## Task to complete
Copy out the entries exactly, from the first line to the last.

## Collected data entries
********
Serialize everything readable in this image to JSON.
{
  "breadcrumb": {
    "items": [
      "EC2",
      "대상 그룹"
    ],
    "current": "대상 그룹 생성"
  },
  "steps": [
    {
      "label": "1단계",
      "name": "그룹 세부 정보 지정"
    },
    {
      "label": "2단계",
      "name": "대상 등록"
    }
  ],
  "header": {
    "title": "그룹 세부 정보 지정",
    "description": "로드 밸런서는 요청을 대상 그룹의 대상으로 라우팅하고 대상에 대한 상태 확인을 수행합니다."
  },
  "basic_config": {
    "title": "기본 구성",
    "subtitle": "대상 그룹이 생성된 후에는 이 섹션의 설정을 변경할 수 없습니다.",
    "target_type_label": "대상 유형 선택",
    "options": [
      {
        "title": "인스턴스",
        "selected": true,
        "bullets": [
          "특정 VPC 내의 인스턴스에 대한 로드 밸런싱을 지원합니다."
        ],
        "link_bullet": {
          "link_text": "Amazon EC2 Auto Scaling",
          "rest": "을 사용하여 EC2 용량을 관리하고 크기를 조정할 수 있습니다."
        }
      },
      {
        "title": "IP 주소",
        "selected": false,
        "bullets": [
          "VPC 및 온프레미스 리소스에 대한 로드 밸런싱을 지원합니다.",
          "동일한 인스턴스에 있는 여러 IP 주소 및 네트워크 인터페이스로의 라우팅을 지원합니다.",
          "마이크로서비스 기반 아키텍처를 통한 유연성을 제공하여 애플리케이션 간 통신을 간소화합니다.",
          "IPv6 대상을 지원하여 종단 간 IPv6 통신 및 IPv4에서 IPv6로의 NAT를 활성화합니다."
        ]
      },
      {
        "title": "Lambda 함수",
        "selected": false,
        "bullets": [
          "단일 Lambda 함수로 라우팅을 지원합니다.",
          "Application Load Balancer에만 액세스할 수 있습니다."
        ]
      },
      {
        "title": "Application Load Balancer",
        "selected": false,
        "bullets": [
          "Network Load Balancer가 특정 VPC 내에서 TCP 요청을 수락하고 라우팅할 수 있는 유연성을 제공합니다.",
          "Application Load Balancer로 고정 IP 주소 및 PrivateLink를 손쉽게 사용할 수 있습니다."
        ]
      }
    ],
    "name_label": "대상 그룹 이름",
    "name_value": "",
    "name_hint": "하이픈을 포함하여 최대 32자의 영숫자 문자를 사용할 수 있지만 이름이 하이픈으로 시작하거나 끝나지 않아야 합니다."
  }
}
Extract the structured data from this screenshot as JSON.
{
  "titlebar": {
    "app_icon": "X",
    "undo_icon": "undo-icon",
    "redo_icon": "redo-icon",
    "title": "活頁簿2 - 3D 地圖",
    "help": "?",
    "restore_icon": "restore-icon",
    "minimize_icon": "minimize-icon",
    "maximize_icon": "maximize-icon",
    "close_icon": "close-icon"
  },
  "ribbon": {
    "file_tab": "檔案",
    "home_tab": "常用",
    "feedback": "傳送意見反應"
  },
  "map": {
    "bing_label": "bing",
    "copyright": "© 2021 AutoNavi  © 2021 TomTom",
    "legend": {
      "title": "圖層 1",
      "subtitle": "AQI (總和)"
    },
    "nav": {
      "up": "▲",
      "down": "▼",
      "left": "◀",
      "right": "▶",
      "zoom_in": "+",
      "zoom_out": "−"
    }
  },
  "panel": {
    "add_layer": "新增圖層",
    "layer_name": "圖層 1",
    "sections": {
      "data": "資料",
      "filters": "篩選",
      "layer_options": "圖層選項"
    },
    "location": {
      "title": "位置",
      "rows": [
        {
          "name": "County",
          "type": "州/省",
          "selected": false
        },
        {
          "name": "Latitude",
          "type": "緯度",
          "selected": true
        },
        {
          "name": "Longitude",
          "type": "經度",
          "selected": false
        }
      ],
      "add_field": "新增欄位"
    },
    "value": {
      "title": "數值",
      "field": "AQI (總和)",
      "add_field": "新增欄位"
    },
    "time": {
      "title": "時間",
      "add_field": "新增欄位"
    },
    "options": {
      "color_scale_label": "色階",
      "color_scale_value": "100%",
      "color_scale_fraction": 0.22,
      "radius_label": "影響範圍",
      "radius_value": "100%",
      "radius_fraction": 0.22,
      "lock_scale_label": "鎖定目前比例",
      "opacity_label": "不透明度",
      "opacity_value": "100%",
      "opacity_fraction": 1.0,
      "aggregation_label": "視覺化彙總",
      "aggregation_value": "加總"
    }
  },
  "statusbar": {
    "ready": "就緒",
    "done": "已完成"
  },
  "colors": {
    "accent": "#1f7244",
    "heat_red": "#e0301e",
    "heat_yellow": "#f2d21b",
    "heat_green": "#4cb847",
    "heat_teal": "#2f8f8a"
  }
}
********
## Answer space
Serialize everything readable in this image to JSON.
{
  "breadcrumb": {
    "items": [
      "EC2",
      "대상 그룹"
    ],
    "current": "대상 그룹 생성"
  },
  "steps": [
    {
      "label": "1단계",
      "name": "그룹 세부 정보 지정"
    },
    {
      "label": "2단계",
      "name": "대상 등록"
    }
  ],
  "header": {
    "title": "그룹 세부 정보 지정",
    "description": "로드 밸런서는 요청을 대상 그룹의 대상으로 라우팅하고 대상에 대한 상태 확인을 수행합니다."
  },
  "basic_config": {
    "title": "기본 구성",
    "subtitle": "대상 그룹이 생성된 후에는 이 섹션의 설정을 변경할 수 없습니다.",
    "target_type_label": "대상 유형 선택",
    "options": [
      {
        "title": "인스턴스",
        "selected": true,
        "bullets": [
          "특정 VPC 내의 인스턴스에 대한 로드 밸런싱을 지원합니다."
        ],
        "link_bullet": {
          "link_text": "Amazon EC2 Auto Scaling",
          "rest": "을 사용하여 EC2 용량을 관리하고 크기를 조정할 수 있습니다."
        }
      },
      {
        "title": "IP 주소",
        "selected": false,
        "bullets": [
          "VPC 및 온프레미스 리소스에 대한 로드 밸런싱을 지원합니다.",
          "동일한 인스턴스에 있는 여러 IP 주소 및 네트워크 인터페이스로의 라우팅을 지원합니다.",
          "마이크로서비스 기반 아키텍처를 통한 유연성을 제공하여 애플리케이션 간 통신을 간소화합니다.",
          "IPv6 대상을 지원하여 종단 간 IPv6 통신 및 IPv4에서 IPv6로의 NAT를 활성화합니다."
        ]
      },
      {
        "title": "Lambda 함수",
        "selected": false,
        "bullets": [
          "단일 Lambda 함수로 라우팅을 지원합니다.",
          "Application Load Balancer에만 액세스할 수 있습니다."
        ]
      },
      {
        "title": "Application Load Balancer",
        "selected": false,
        "bullets": [
          "Network Load Balancer가 특정 VPC 내에서 TCP 요청을 수락하고 라우팅할 수 있는 유연성을 제공합니다.",
          "Application Load Balancer로 고정 IP 주소 및 PrivateLink를 손쉽게 사용할 수 있습니다."
        ]
      }
    ],
    "name_label": "대상 그룹 이름",
    "name_value": "",
    "name_hint": "하이픈을 포함하여 최대 32자의 영숫자 문자를 사용할 수 있지만 이름이 하이픈으로 시작하거나 끝나지 않아야 합니다."
  }
}
Extract the structured data from this screenshot as JSON.
{
  "titlebar": {
    "app_icon": "X",
    "undo_icon": "undo-icon",
    "redo_icon": "redo-icon",
    "title": "活頁簿2 - 3D 地圖",
    "help": "?",
    "restore_icon": "restore-icon",
    "minimize_icon": "minimize-icon",
    "maximize_icon": "maximize-icon",
    "close_icon": "close-icon"
  },
  "ribbon": {
    "file_tab": "檔案",
    "home_tab": "常用",
    "feedback": "傳送意見反應"
  },
  "map": {
    "bing_label": "bing",
    "copyright": "© 2021 AutoNavi  © 2021 TomTom",
    "legend": {
      "title": "圖層 1",
      "subtitle": "AQI (總和)"
    },
    "nav": {
      "up": "▲",
      "down": "▼",
      "left": "◀",
      "right": "▶",
      "zoom_in": "+",
      "zoom_out": "−"
    }
  },
  "panel": {
    "add_layer": "新增圖層",
    "layer_name": "圖層 1",
    "sections": {
      "data": "資料",
      "filters": "篩選",
      "layer_options": "圖層選項"
    },
    "location": {
      "title": "位置",
      "rows": [
        {
          "name": "County",
          "type": "州/省",
          "selected": false
        },
        {
          "name": "Latitude",
          "type": "緯度",
          "selected": true
        },
        {
          "name": "Longitude",
          "type": "經度",
          "selected": false
        }
      ],
      "add_field": "新增欄位"
    },
    "value": {
      "title": "數值",
      "field": "AQI (總和)",
      "add_field": "新增欄位"
    },
    "time": {
      "title": "時間",
      "add_field": "新增欄位"
    },
    "options": {
      "color_scale_label": "色階",
      "color_scale_value": "100%",
      "color_scale_fraction": 0.22,
      "radius_label": "影響範圍",
      "radius_value": "100%",
      "radius_fraction": 0.22,
      "lock_scale_label": "鎖定目前比例",
      "opacity_label": "不透明度",
      "opacity_value": "100%",
      "opacity_fraction": 1.0,
      "aggregation_label": "視覺化彙總",
      "aggregation_value": "加總"
    }
  },
  "statusbar": {
    "ready": "就緒",
    "done": "已完成"
  },
  "colors": {
    "accent": "#1f7244",
    "heat_red": "#e0301e",
    "heat_yellow": "#f2d21b",
    "heat_green": "#4cb847",
    "heat_teal": "#2f8f8a"
  }
}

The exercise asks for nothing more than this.